About the Oklahoma Department of Transportation

The mission of the Oklahoma Department of Transportation is to provide a safe‚ economical‚ and effective transportation network for the people‚ commerce and communities of Oklahoma. For more information, visit www.okladot.state.ok.us
About the Texas Department of Transportation

The Texas Department of Transportation is responsible for maintaining nearly 80,000 miles of road and for supporting aviation, rail and public transportation across the state. TxDOT and its approximately 12,000 employees strive to empower local leaders to solve local transportation problems, and to use new financial tools, including tolling and public-private partnerships, to reduce congestion and pave the way for future economic growth while enhancing safety, improving air quality and increasing the value of the state's transportation assets. Find out more at www.txdot.gov.

About Amtrak

As the nation's intercity passenger rail operator, Amtrak connects America in safer, greener and healthier ways. Last fiscal year (FY 2010), the railroad carried more than 28.7 million passengers, making it the best year in the company's history. With 21,000 route miles in 46 states, the District of Columbia and three Canadian provinces, Amtrak operates more than 300 trains each day-at speeds up to 150 mph (241 kph)-to more than 500 destinations. Amtrak also is the partner of choice for state-supported corridor services in 15 states and for several commuter rail agencies. Visit Amtrak.com or call 800-USA-RAIL for schedules, fares and more information.

I'm reporting this comment as:

Reported comments and users are reviewed by Autoblog staff 24 hours a day, seven days a week to determine whether they violate Community Guideline. Accounts are penalized for Community Guidelines violations and serious or repeated violations can lead to account termination.

    • 1 Second Ago
      • 3 Months Ago
      Take the train and avoid airport screening.

      I think Japan has a train that runs off the grid and has an engine to run off grid. I think something like that could work in America.
        • 3 Months Ago
        I think I mixed up on and off grid.
      • 3 Months Ago
      Not a single mention of the most interesting thing about this train: It's a diesel-electric series hybrid.
        • 3 Months Ago
        Sure trains are diesel-electric. Do people know this? When I suggest to people that a series hybrid car would be a good idea and point to the massive diesel-electric trains they usually give me a blank look. Electric engines are puny, they cant power a big train! Everybody knows this! Argh...
        • 3 Months Ago
        This is not new, all modern trains work this way. Series diesel electric trains have been around for about a hundred years, they can capture regenerative energy and delinking the ice engine with its narrow power-band from the wheels allows powerful electric motors to be attached via a simple gear reduction rather than multiple gear transmission.
        • 3 Months Ago
        They are diesel-electric, but NOT hybrid! "Hybrid" implies two sources of power, such as gasoline and battery.
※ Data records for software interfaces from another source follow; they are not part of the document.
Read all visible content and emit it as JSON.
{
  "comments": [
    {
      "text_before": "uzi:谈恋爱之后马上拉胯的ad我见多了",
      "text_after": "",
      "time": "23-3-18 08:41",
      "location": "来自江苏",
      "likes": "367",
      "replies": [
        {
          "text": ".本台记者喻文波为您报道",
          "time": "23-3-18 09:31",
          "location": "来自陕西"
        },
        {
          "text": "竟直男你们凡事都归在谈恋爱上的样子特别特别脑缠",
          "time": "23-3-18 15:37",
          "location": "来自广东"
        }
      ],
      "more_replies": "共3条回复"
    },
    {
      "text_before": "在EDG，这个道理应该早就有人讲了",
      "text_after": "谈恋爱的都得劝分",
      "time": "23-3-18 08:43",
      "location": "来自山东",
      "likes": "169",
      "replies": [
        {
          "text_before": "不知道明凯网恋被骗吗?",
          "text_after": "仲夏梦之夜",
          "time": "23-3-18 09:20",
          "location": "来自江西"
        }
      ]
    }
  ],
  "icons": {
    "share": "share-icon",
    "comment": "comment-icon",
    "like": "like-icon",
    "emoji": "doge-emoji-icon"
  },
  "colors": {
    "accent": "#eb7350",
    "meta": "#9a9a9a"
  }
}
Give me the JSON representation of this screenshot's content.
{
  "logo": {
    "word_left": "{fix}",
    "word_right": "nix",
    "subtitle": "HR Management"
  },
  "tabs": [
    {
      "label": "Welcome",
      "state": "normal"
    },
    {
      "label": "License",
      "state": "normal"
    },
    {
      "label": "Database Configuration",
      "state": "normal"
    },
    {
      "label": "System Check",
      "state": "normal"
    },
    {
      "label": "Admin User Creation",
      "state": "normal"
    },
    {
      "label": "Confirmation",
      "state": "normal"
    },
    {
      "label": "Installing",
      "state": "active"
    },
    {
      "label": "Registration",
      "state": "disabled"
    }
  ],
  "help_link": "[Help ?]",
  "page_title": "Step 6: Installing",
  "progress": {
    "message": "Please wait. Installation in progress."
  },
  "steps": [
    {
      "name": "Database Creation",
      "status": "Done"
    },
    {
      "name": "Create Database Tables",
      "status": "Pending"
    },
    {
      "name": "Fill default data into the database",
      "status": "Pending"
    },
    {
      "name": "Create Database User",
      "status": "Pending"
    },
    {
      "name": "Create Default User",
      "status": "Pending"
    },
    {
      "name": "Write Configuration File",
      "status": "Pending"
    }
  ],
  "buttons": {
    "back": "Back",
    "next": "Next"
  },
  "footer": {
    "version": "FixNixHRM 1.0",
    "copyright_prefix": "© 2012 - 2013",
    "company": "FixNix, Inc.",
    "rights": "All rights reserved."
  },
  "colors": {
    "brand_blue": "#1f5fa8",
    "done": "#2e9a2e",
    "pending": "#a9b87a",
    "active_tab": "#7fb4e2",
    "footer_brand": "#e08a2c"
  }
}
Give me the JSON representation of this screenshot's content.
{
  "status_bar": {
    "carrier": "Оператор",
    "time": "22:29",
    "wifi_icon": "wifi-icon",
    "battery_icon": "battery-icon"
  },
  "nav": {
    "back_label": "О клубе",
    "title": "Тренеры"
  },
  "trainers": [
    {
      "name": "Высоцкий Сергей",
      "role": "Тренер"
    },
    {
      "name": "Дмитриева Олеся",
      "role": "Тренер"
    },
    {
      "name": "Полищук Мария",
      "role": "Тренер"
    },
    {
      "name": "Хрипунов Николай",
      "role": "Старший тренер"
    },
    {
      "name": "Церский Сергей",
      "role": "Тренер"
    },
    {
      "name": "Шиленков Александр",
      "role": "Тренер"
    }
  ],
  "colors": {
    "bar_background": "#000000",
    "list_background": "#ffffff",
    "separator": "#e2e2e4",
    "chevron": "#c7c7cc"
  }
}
These Amtrak diesel-electric locomotives don't have batteries, they just use the generator+motor as a transmission mechanism for the engine.

        Hybrid locomotives do exist, but they are not widespread yet. Example:
      • 3 Months Ago
      That isn't that interesting, since most trains outside of cities in the US are diesel-electric hybrids; it is easier to have the diesels turn generators to power the electric motors than to build a mechanical transmission that can handle that kind of torque at 0 rpm. And running a diesel engine on a biofuel specifically formulated for diesel engines isn't all that amazing either. Heck, you could probably put straight vegetable oil in those engines and it would work well enough.

      Anyways, as a long term solution it would be better to electrify the long distance rail lines in the US, than to use biofuels (though in the interim it helps). If the Russians can power the trans-Siberian railroad with electricity, then the US should be able to do the same.